Adjusting entries are part of the general accounting cycle. This is done at the end of the accounting period to adjust the expenses and revenues of a company and make the credit and debit columns in the accounting ledger balanced. Adjusting entries are not based on when payments have been paid or received, but the actual time these payments should apply, which in turn will create a balance between expenses and revenues. Adjusting entries include accrued revenues and expenses, unearned revenues, prepaid expenses and depreciation.
These entries are made after a trial balance has been prepared. Once the adjusting entries have been done these are recorded in the general accounting ledger. Here are the things you should do to prepare adjusting entries.
In the normal business operating cycle, balance of accounts receivable and payable within an accounting cycle is not feasible because there are accrued expenses that can span several accounting cycles. For example the company is paying insurance premiums.
These can be paid now but in reality, the payment will be over the succeeding months. The same can also be applied to accounts receivable. The company may have received a payment, or partial payment for a product or service that should be recorded either for the previous month or the succeeding months.So in order for you to create adjusting entries, these records should be available.
These can be accrued depreciation of assets, amortization schedule, debt and interest payments, and accounts collectible. Make sure that you keep all these records intact and in separate files.

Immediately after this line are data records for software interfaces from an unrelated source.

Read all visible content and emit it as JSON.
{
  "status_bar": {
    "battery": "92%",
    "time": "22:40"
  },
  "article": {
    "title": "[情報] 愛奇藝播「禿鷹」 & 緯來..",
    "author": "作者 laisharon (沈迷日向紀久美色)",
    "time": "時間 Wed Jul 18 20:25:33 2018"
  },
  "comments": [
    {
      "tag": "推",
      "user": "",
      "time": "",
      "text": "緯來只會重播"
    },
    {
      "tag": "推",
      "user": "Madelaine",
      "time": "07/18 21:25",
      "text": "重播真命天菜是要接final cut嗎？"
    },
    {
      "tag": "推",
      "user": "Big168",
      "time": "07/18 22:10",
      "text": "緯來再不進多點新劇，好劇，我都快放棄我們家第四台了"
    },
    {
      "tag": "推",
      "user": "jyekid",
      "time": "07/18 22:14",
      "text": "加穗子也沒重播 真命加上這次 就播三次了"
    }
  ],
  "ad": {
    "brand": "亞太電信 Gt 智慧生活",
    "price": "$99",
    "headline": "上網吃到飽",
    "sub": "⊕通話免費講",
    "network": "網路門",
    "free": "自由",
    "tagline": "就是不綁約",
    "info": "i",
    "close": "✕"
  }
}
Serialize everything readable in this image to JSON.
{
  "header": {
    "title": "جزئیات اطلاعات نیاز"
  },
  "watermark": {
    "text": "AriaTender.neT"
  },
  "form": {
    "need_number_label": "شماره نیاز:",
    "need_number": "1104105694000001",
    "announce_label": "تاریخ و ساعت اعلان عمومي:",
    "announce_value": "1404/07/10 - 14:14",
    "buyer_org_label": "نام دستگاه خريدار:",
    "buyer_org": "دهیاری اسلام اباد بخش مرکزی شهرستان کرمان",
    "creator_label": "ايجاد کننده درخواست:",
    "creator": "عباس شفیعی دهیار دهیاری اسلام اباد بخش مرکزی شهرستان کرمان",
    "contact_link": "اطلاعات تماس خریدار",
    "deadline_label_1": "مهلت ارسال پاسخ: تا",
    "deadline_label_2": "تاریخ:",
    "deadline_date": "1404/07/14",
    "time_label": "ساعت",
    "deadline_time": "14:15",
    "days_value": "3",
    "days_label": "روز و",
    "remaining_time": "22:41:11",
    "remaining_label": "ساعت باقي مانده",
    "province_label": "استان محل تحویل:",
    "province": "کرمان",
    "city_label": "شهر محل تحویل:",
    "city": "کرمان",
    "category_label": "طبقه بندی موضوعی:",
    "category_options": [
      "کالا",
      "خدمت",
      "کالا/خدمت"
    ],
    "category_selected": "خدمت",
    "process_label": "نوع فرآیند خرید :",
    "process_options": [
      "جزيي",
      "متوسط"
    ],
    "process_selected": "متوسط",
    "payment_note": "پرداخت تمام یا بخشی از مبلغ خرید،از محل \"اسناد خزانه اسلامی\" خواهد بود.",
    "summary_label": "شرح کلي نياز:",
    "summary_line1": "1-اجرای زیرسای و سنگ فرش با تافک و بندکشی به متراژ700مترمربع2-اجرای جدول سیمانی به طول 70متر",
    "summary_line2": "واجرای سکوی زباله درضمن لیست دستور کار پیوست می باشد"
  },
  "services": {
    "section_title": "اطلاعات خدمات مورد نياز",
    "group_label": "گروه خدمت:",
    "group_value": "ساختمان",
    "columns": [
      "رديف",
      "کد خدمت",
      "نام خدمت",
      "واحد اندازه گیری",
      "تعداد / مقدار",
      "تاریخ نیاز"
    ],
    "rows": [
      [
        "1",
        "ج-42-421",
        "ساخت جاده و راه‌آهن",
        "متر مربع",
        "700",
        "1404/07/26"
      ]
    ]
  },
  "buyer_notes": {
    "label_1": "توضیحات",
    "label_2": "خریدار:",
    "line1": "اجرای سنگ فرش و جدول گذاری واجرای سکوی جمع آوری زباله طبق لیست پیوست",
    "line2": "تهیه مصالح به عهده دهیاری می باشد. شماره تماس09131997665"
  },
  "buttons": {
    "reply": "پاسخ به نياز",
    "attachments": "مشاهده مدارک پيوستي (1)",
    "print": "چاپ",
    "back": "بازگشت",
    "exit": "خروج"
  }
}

Make a trial balance for the accounting period based on the entries that you have on the ledgers. This will give you an initial view of what needs adjustment so you can refer to the documents and records that you have.
Locate all the records that will cover the accounting period and make a list of all the entries that should be adjusted. Label them properly so that you can make the entries as error-free as possible. Proceed to create the adjusting entries. For example the company has done a service for a client this month and the bill will be sent out next month. This is accrued revenue since the payment or earning should be entered in the month when the service was performed. If the payment will be received in another month, your debit column should show the accounts receivable and your credit column should reflect the fee earned.
Do the same for the rest of the earnings and expenses for the accounting period. If the company has been paid in full for a service that will be completed in several months, the unearned revenue for the succeeding months should be in the debit column and the credit column should reflect the revenue.
Enter projected salaries as salary expense in the debit column and written as salaries payable in the credit column. If, let us say you are paying for an insurance premium on a quarterly basis and you have already paid one half of the total package at the end of the accounting period, it means that your company still has six months to pay.
To make the adjusting entry for prepaid expenses, place the amount as casualty and property expense in the debit column and enter it as prepaid insurance in the credit column.
Preparing the adjusting entries this way will help you to properly segregate the company’s payables and receivables and turn these into real time expenses and earnings.
You can then post these adjusting entries into the general accounting ledger and create a new adjusted trial balance. You can now easily spot errors in the entries and make corresponding adjustments. Keeping records efficiently and filing documents correctly are essential in making all your accounting entries and adjusting entries accurate.